The impact of these intangible factors on that most popular of indicators to measure the success of teaching-learning interventions – student pass percentages – needs to be systematically studied. The effects of these factors also merit serious consideration since teachers, like any other workforce, need to feel motivated, competent and equipped for their job to meet their goals effectively. Interventions to improve teaching-learning imparted in schools continue to see limited results owing to a number of systemic roadblocks, and these include mismatch in teacher work expectations and their job preparedness vis a vis the state’s demands on them as teachers and as government employees.
In the past I have also discussed how difficult it is to develop and implement “evidence based” policies at the scale and conditions under which Indian states operate. A reflection of that is the way reform interventions continue to be designed and implemented in a formulaic manner – a thin leadership at the top plans and pushes the change agenda; basic orientation or bare minimum training is given to the workforce to execute the tasks expected of them. Monitoring is done through reports produced by frontline actors which carry quantifiable but limited indicators that do not shed light on the process by which the numbers are generated. Punitive measures are taken in cases of insubordination; and the frontline workforce continues to mechanically follow the basic acts required of them, transmitting reports upwards, without necessarily investing in the reform agenda.
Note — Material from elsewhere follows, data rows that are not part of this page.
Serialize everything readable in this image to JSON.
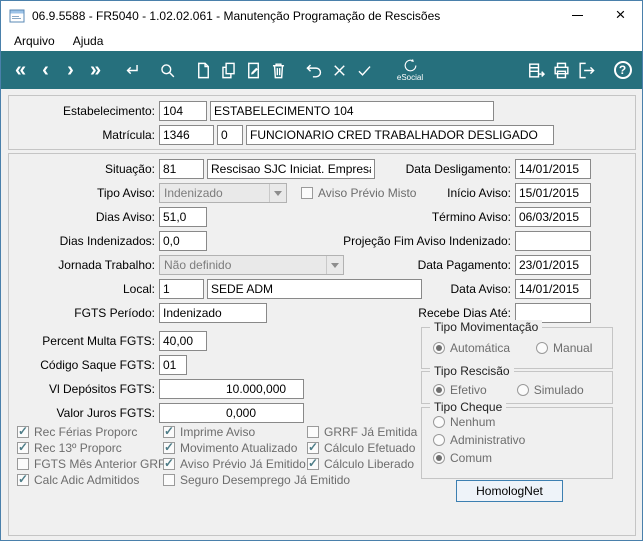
{
  "window": {
    "title": "06.9.5588 - FR5040 - 1.02.02.061 - Manutenção Programação de Rescisões"
  },
  "menu": {
    "items": [
      {
        "label": "Arquivo"
      },
      {
        "label": "Ajuda"
      }
    ]
  },
  "toolbar": {
    "esocial_label": "eSocial",
    "accent_color": "#26707d"
  },
  "top": {
    "estabelecimento": {
      "label": "Estabelecimento:",
      "code": "104",
      "name": "ESTABELECIMENTO 104"
    },
    "matricula": {
      "label": "Matrícula:",
      "code": "1346",
      "seq": "0",
      "name": "FUNCIONARIO CRED TRABALHADOR DESLIGADO"
    }
  },
  "left": {
    "situacao": {
      "label": "Situação:",
      "code": "81",
      "desc": "Rescisao SJC Iniciat. Empresa"
    },
    "tipo_aviso": {
      "label": "Tipo Aviso:",
      "value": "Indenizado",
      "misto_label": "Aviso Prévio Misto",
      "misto_checked": false
    },
    "dias_aviso": {
      "label": "Dias Aviso:",
      "value": "51,0"
    },
    "dias_indenizados": {
      "label": "Dias Indenizados:",
      "value": "0,0"
    },
    "jornada": {
      "label": "Jornada Trabalho:",
      "value": "Não definido"
    },
    "local": {
      "label": "Local:",
      "code": "1",
      "desc": "SEDE ADM"
    },
    "fgts_periodo": {
      "label": "FGTS Período:",
      "value": "Indenizado"
    },
    "percent_multa": {
      "label": "Percent Multa FGTS:",
      "value": "40,00"
    },
    "codigo_saque": {
      "label": "Código Saque FGTS:",
      "value": "01"
    },
    "vl_depositos": {
      "label": "Vl Depósitos FGTS:",
      "value": "10.000,000"
    },
    "valor_juros": {
      "label": "Valor Juros FGTS:",
      "value": "0,000"
    }
  },
  "right": {
    "data_desligamento": {
      "label": "Data Desligamento:",
      "value": "14/01/2015"
    },
    "inicio_aviso": {
      "label": "Início Aviso:",
      "value": "15/01/2015"
    },
    "termino_aviso": {
      "label": "Término Aviso:",
      "value": "06/03/2015"
    },
    "projecao": {
      "label": "Projeção Fim Aviso Indenizado:",
      "value": ""
    },
    "data_pagamento": {
      "label": "Data Pagamento:",
      "value": "23/01/2015"
    },
    "data_aviso": {
      "label": "Data Aviso:",
      "value": "14/01/2015"
    },
    "recebe_dias": {
      "label": "Recebe Dias Até:",
      "value": ""
    }
  },
  "groups": {
    "tipo_movimentacao": {
      "title": "Tipo Movimentação",
      "options": [
        {
          "label": "Automática",
          "selected": true
        },
        {
          "label": "Manual",
          "selected": false
        }
      ]
    },
    "tipo_rescisao": {
      "title": "Tipo Rescisão",
      "options": [
        {
          "label": "Efetivo",
          "selected": true
        },
        {
          "label": "Simulado",
          "selected": false
        }
      ]
    },
    "tipo_cheque": {
      "title": "Tipo Cheque",
      "options": [
        {
          "label": "Nenhum",
          "selected": false
        },
        {
          "label": "Administrativo",
          "selected": false
        },
        {
          "label": "Comum",
          "selected": true
        }
      ]
    }
  },
  "checkboxes": {
    "col1": [
      {
        "label": "Rec Férias Proporc",
        "checked": true
      },
      {
        "label": "Rec 13º Proporc",
        "checked": true
      },
      {
        "label": "FGTS Mês Anterior GRRF",
        "checked": false
      },
      {
        "label": "Calc Adic Admitidos",
        "checked": true
      }
    ],
    "col2": [
      {
        "label": "Imprime Aviso",
        "checked": true
      },
      {
        "label": "Movimento Atualizado",
        "checked": true
      },
      {
        "label": "Aviso Prévio Já Emitido",
        "checked": true
      },
      {
        "label": "Seguro Desemprego Já Emitido",
        "checked": false
      }
    ],
    "col3": [
      {
        "label": "GRRF Já Emitida",
        "checked": false
      },
      {
        "label": "Cálculo Efetuado",
        "checked": true
      },
      {
        "label": "Cálculo Liberado",
        "checked": true
      }
    ]
  },
  "buttons": {
    "homolognet": "HomologNet"
  }
}
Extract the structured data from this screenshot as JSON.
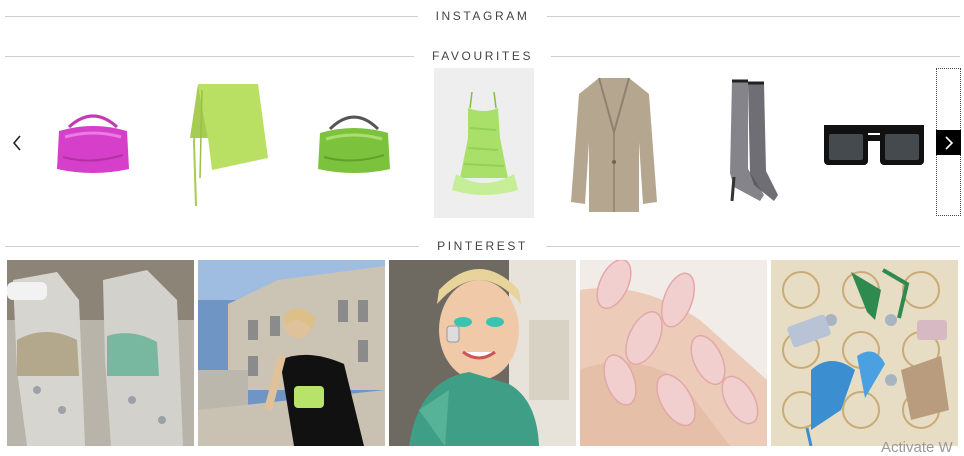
{
  "sections": {
    "instagram": "INSTAGRAM",
    "favourites": "FAVOURITES",
    "pinterest": "PINTEREST"
  },
  "favourites": {
    "items": [
      {
        "name": "pink-metallic-bag",
        "color": "#d63fc9"
      },
      {
        "name": "lime-wrap-skirt",
        "color": "#b9e062"
      },
      {
        "name": "green-metallic-bag",
        "color": "#7cc23c"
      },
      {
        "name": "green-feather-dress",
        "color": "#a8e06a"
      },
      {
        "name": "beige-blazer",
        "color": "#b5a78f"
      },
      {
        "name": "mesh-boots",
        "color": "#6e6e76"
      },
      {
        "name": "black-sunglasses",
        "color": "#111111"
      }
    ],
    "prev_icon": "chevron-left-icon",
    "next_icon": "chevron-right-icon"
  },
  "pinterest": {
    "pins": [
      {
        "name": "street-style-pin"
      },
      {
        "name": "paris-black-dress-pin"
      },
      {
        "name": "green-makeup-pin"
      },
      {
        "name": "pink-nails-pin"
      },
      {
        "name": "blue-heels-pin"
      }
    ]
  },
  "watermark": "Activate W"
}
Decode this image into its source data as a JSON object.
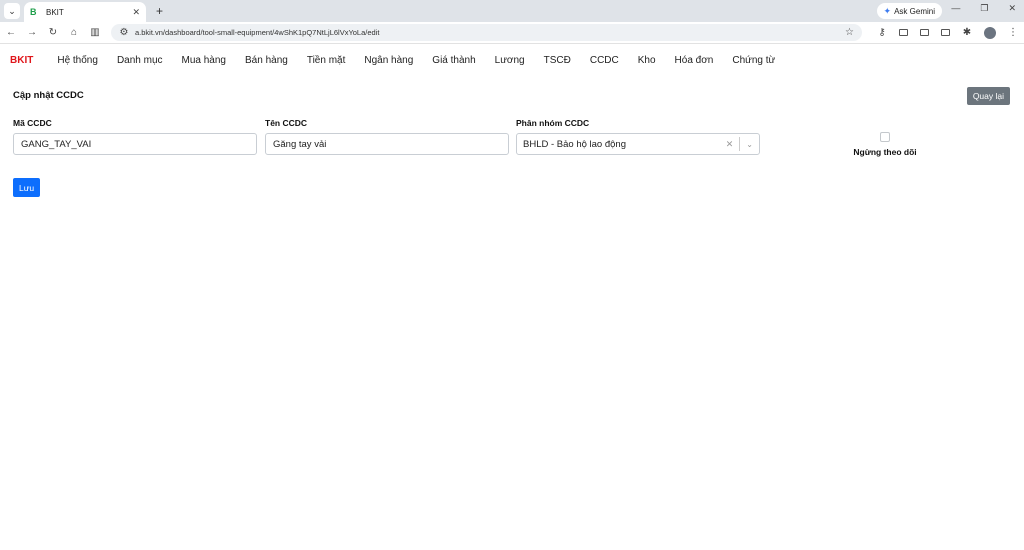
{
  "browser": {
    "tab_title": "BKIT",
    "tab_icon": "B",
    "url": "a.bkit.vn/dashboard/tool-small-equipment/4wShK1pQ7NtLjL6lVxYoLa/edit",
    "gemini_label": "Ask Gemini"
  },
  "nav": {
    "brand": "BKIT",
    "items": [
      "Hệ thống",
      "Danh mục",
      "Mua hàng",
      "Bán hàng",
      "Tiền mặt",
      "Ngân hàng",
      "Giá thành",
      "Lương",
      "TSCĐ",
      "CCDC",
      "Kho",
      "Hóa đơn",
      "Chứng từ"
    ]
  },
  "page": {
    "title": "Cập nhật CCDC",
    "back_label": "Quay lại",
    "save_label": "Lưu"
  },
  "form": {
    "code_label": "Mã CCDC",
    "code_value": "GANG_TAY_VAI",
    "name_label": "Tên CCDC",
    "name_value": "Găng tay vải",
    "group_label": "Phân nhóm CCDC",
    "group_value": "BHLD - Bảo hộ lao động",
    "inactive_label": "Ngừng theo dõi",
    "inactive_checked": false
  },
  "colors": {
    "brand": "#e0161b",
    "primary": "#0d6efd",
    "secondary": "#6c757d"
  }
}
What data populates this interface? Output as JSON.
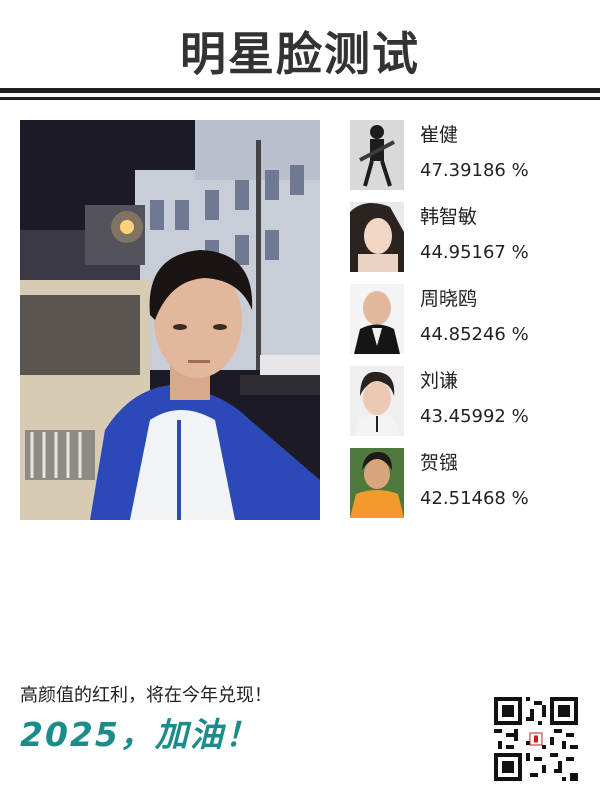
{
  "header": {
    "title": "明星脸测试"
  },
  "matches": [
    {
      "name": "崔健",
      "score": "47.39186 %"
    },
    {
      "name": "韩智敏",
      "score": "44.95167 %"
    },
    {
      "name": "周晓鸥",
      "score": "44.85246 %"
    },
    {
      "name": "刘谦",
      "score": "43.45992 %"
    },
    {
      "name": "贺镪",
      "score": "42.51468 %"
    }
  ],
  "footer": {
    "tagline": "高颜值的红利，将在今年兑现！",
    "slogan": "2025，加油！"
  },
  "colors": {
    "accent": "#1a8c89",
    "rule": "#222222"
  }
}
“Change management” as a concept is altogether missing from the lexicon of most planners. One sees interventions being introduced and wrapped up arbitrarily, leaving frontline actors to grapple with the meaning and consequences of the same. Further, whipping teachers into action by applying punitive measures, especially in the case of interventions aiming to improve teaching-learning practices is also not effective in the long run. Such programmes require teachers to “input” intangible acts like ‘care’, ’empathy’ and ‘commitment’ in the mix of activities inside classrooms, apart from applying the technical skills of teaching. It is hard to get actors to truly care if there is little buy in for a programme or, at the outset, the implementing actors’ job expectations, job preparedness and work conditions are not in sync with the dual set of responsibilities put on of them.
The intent of this commentary was to introduce yet another layer of complexity in dialogues pertaining to education reforms. Initiating discussions on teacher interest, concerns and work conditions can and should also stimulate discussions on modifying pre and in-service training and teacher recruitment to suit the needs of the students being catered to by government schools.